A: Yes. Nature does not ensure safety.
Carbon dioxide produced by volcanoes leaks into the water and accumulates in high concentrations at the bottom of three deep lakes in western Africa. Natural disasters have occured at two of them.
In 1986, some disturbance caused the carbon dioxide from the bottom of Lake Nyos in Cameroon to rise to the surface. The disturbance is still unknown, but scientists now believe it could have been a landslide, localized heating, wave action, or a process called limnetic eruption in which carbon dioxide bubbles spontaneously from saturated water. As the carbon dioxide rose, the pressure decreased and the carbon dioxide formed gas bubbles.
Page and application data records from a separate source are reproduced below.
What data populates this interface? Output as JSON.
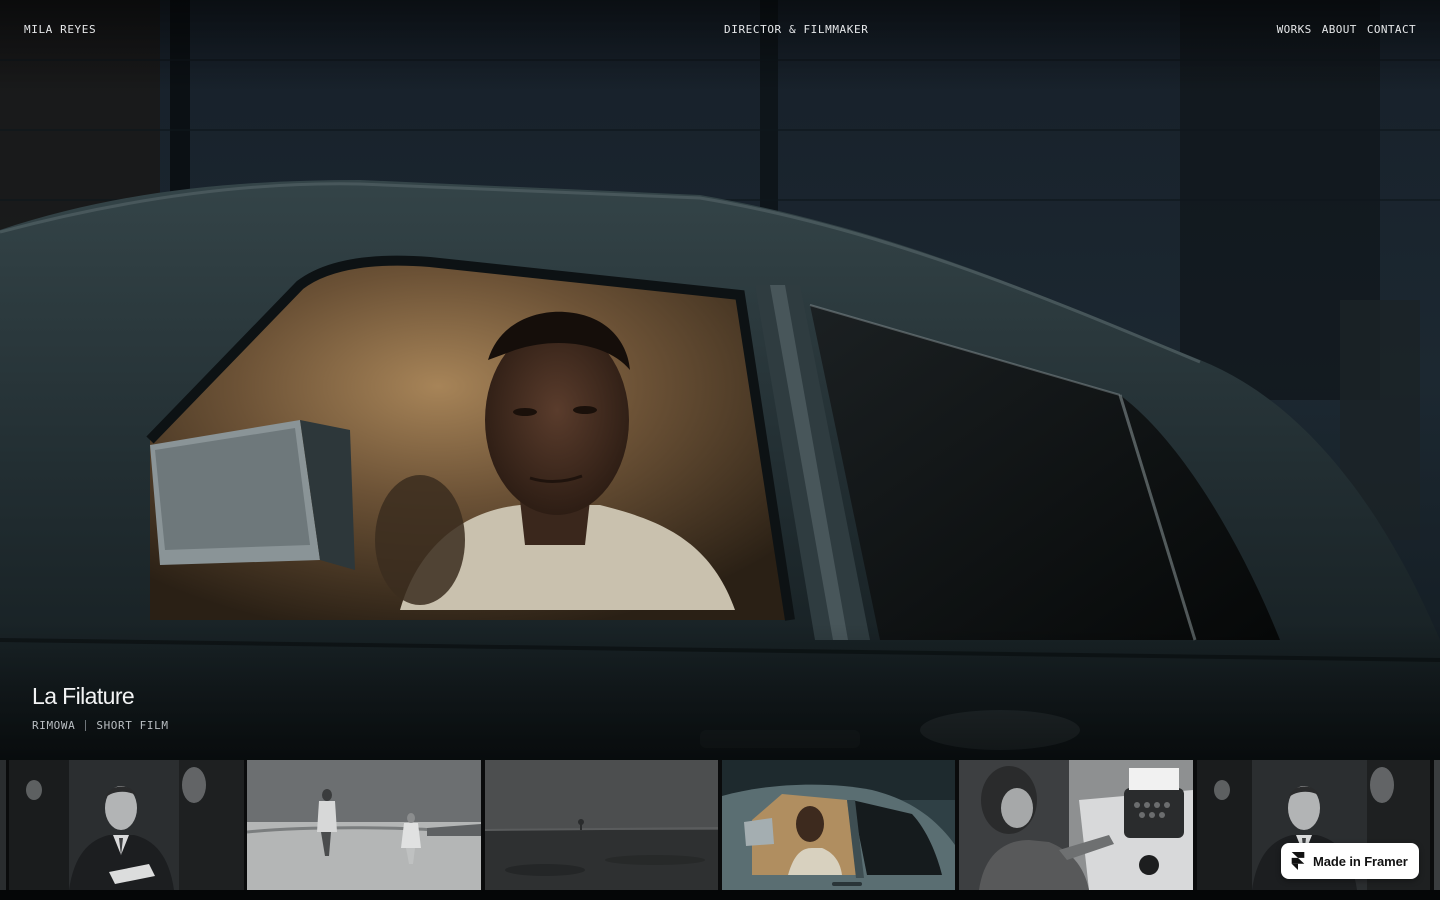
{
  "header": {
    "brand": "MILA REYES",
    "tagline": "DIRECTOR & FILMMAKER",
    "nav": [
      "WORKS",
      "ABOUT",
      "CONTACT"
    ]
  },
  "featured": {
    "title": "La Filature",
    "client": "RIMOWA",
    "category": "SHORT FILM"
  },
  "thumbnails": [
    {
      "scene": "man-in-suit-bar",
      "active": false
    },
    {
      "scene": "two-figures-field",
      "active": false
    },
    {
      "scene": "empty-landscape",
      "active": false
    },
    {
      "scene": "man-in-car",
      "active": true
    },
    {
      "scene": "typewriter-writer",
      "active": false
    },
    {
      "scene": "man-in-suit-bar",
      "active": false
    }
  ],
  "badge": {
    "label": "Made in Framer",
    "icon": "framer-logo-icon"
  },
  "colors": {
    "background": "#050607",
    "text": "#e6e8ea",
    "badge_bg": "#ffffff"
  }
}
A cloud of carbon dioxide escaped from the lake. The high concentrations killed livestock and people.
In 1984, a similar event occured at another deep lake, Lake Monoun in Cameroon, but with much smaller loss of life. A third deep lake on the border of Rwanda and the Democratic Republic of Congo, called Lake Kivu, also accumulates gases including carbon dioxide at depth, but has remained stable.
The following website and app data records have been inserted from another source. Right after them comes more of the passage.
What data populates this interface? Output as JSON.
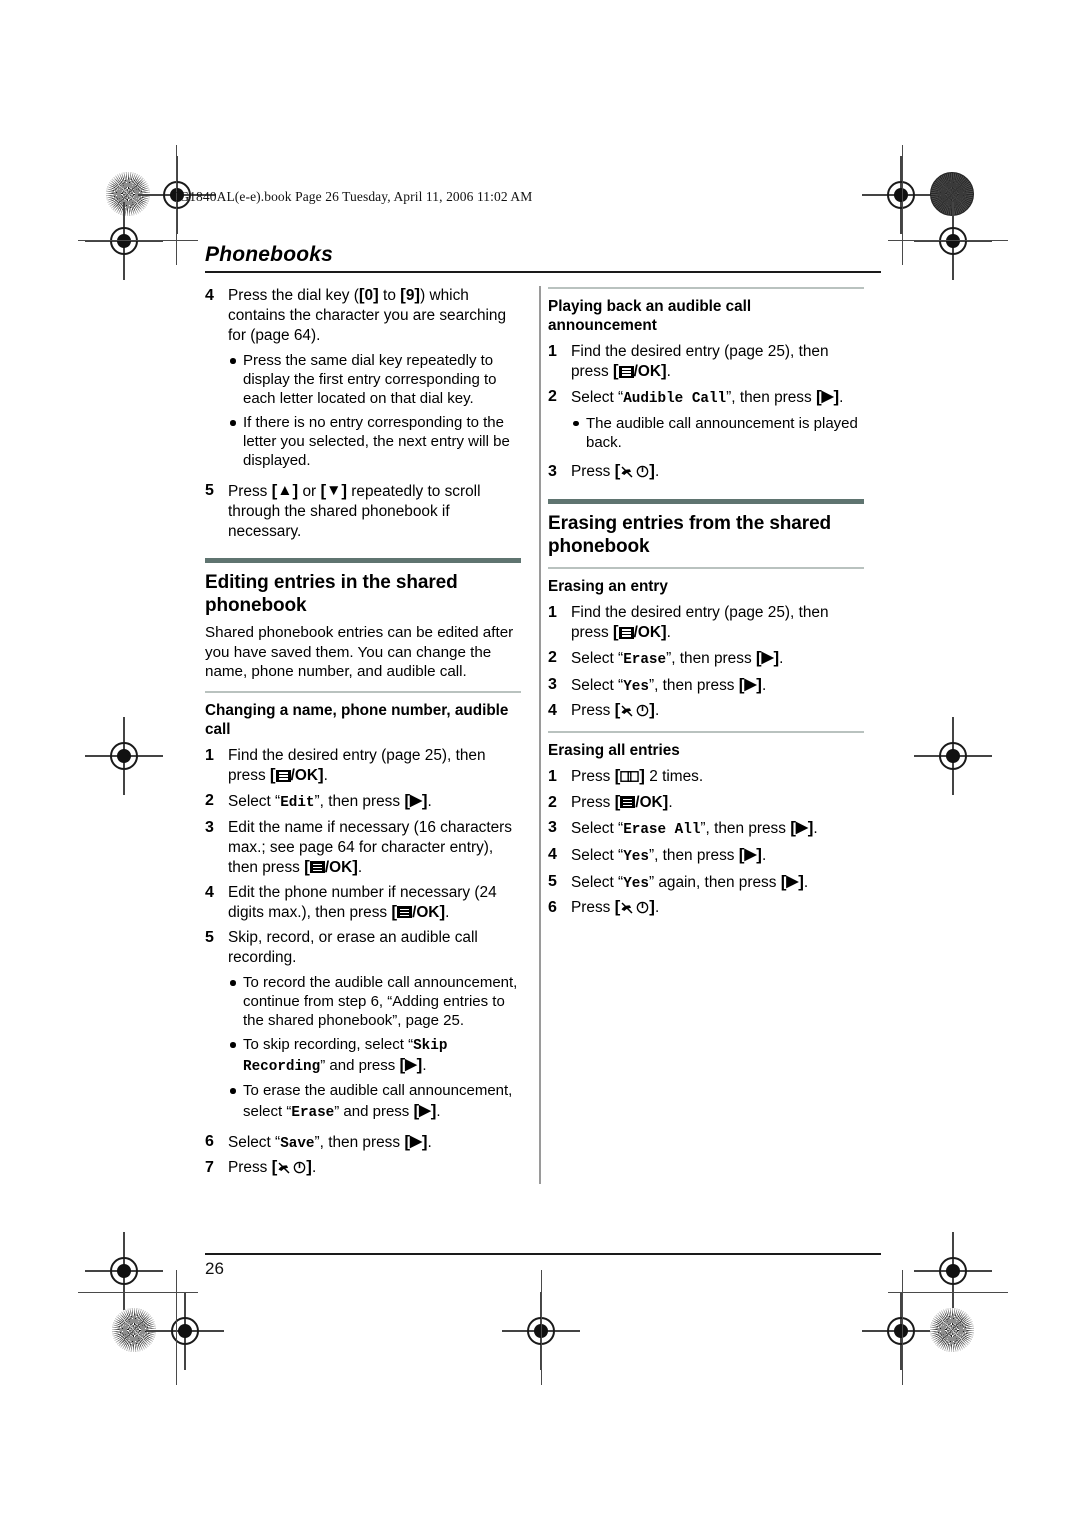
{
  "document": {
    "file_header": "TG1840AL(e-e).book  Page 26  Tuesday, April 11, 2006  11:02 AM",
    "running_head": "Phonebooks",
    "page_number": "26"
  },
  "colors": {
    "section_rule": "#5f7470",
    "sub_rule": "#b9c2bf",
    "text": "#000000",
    "column_divider": "#9a9a9a"
  },
  "left_column": {
    "continued_steps": [
      {
        "num": "4",
        "text_before": "Press the dial key (",
        "key_a": "0",
        "text_mid": " to ",
        "key_b": "9",
        "text_after": ") which contains the character you are searching for (page 64).",
        "bullets": [
          "Press the same dial key repeatedly to display the first entry corresponding to each letter located on that dial key.",
          "If there is no entry corresponding to the letter you selected, the next entry will be displayed."
        ]
      },
      {
        "num": "5",
        "text_before": "Press ",
        "text_mid": " or ",
        "text_after": " repeatedly to scroll through the shared phonebook if necessary."
      }
    ],
    "section": {
      "title": "Editing entries in the shared phonebook",
      "intro": "Shared phonebook entries can be edited after you have saved them. You can change the name, phone number, and audible call.",
      "subsection_title": "Changing a name, phone number, audible call",
      "steps": [
        {
          "num": "1",
          "before": "Find the desired entry (page 25), then press ",
          "after": "."
        },
        {
          "num": "2",
          "before": "Select “",
          "mono": "Edit",
          "mid": "”, then press ",
          "after": "."
        },
        {
          "num": "3",
          "before": "Edit the name if necessary (16 characters max.; see page 64 for character entry), then press ",
          "after": "."
        },
        {
          "num": "4",
          "before": "Edit the phone number if necessary (24 digits max.), then press ",
          "after": "."
        },
        {
          "num": "5",
          "before": "Skip, record, or erase an audible call recording.",
          "after": ""
        },
        {
          "num": "6",
          "before": "Select “",
          "mono": "Save",
          "mid": "”, then press ",
          "after": "."
        },
        {
          "num": "7",
          "before": "Press ",
          "after": "."
        }
      ],
      "step5_bullets": [
        {
          "plain": "To record the audible call announcement, continue from step 6, “Adding entries to the shared phonebook”, page 25."
        },
        {
          "before": "To skip recording, select “",
          "mono": "Skip Recording",
          "mid": "” and press ",
          "after": "."
        },
        {
          "before": "To erase the audible call announcement, select “",
          "mono": "Erase",
          "mid": "” and press ",
          "after": "."
        }
      ]
    }
  },
  "right_column": {
    "playback": {
      "subsection_title": "Playing back an audible call announcement",
      "steps": [
        {
          "num": "1",
          "before": "Find the desired entry (page 25), then press ",
          "after": "."
        },
        {
          "num": "2",
          "before": "Select “",
          "mono": "Audible Call",
          "mid": "”, then press ",
          "after": "."
        },
        {
          "num": "3",
          "before": "Press ",
          "after": "."
        }
      ],
      "step2_bullet": "The audible call announcement is played back."
    },
    "erasing": {
      "title": "Erasing entries from the shared phonebook",
      "entry_subsection_title": "Erasing an entry",
      "entry_steps": [
        {
          "num": "1",
          "before": "Find the desired entry (page 25), then press ",
          "after": "."
        },
        {
          "num": "2",
          "before": "Select “",
          "mono": "Erase",
          "mid": "”, then press ",
          "after": "."
        },
        {
          "num": "3",
          "before": "Select “",
          "mono": "Yes",
          "mid": "”, then press ",
          "after": "."
        },
        {
          "num": "4",
          "before": "Press ",
          "after": "."
        }
      ],
      "all_subsection_title": "Erasing all entries",
      "all_steps": [
        {
          "num": "1",
          "before": "Press ",
          "after": " 2 times."
        },
        {
          "num": "2",
          "before": "Press ",
          "after": "."
        },
        {
          "num": "3",
          "before": "Select “",
          "mono": "Erase All",
          "mid": "”, then press ",
          "after": "."
        },
        {
          "num": "4",
          "before": "Select “",
          "mono": "Yes",
          "mid": "”, then press ",
          "after": "."
        },
        {
          "num": "5",
          "before": "Select “",
          "mono": "Yes",
          "mid": "” again, then press ",
          "after": "."
        },
        {
          "num": "6",
          "before": "Press ",
          "after": "."
        }
      ]
    }
  },
  "glyphs": {
    "menu_ok_label": "/OK",
    "bracket_open": "[",
    "bracket_close": "]",
    "up_triangle": "▲",
    "down_triangle": "▼",
    "right_triangle": "▶"
  }
}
Since the time of the disasters, scientists from France and Cameroon have collaborated to install degassing devices in Lakes Nyos and Monoun to help prevent carbon dioxide from accumulating in the deep water.
Image from http://www.geo.arizona.edu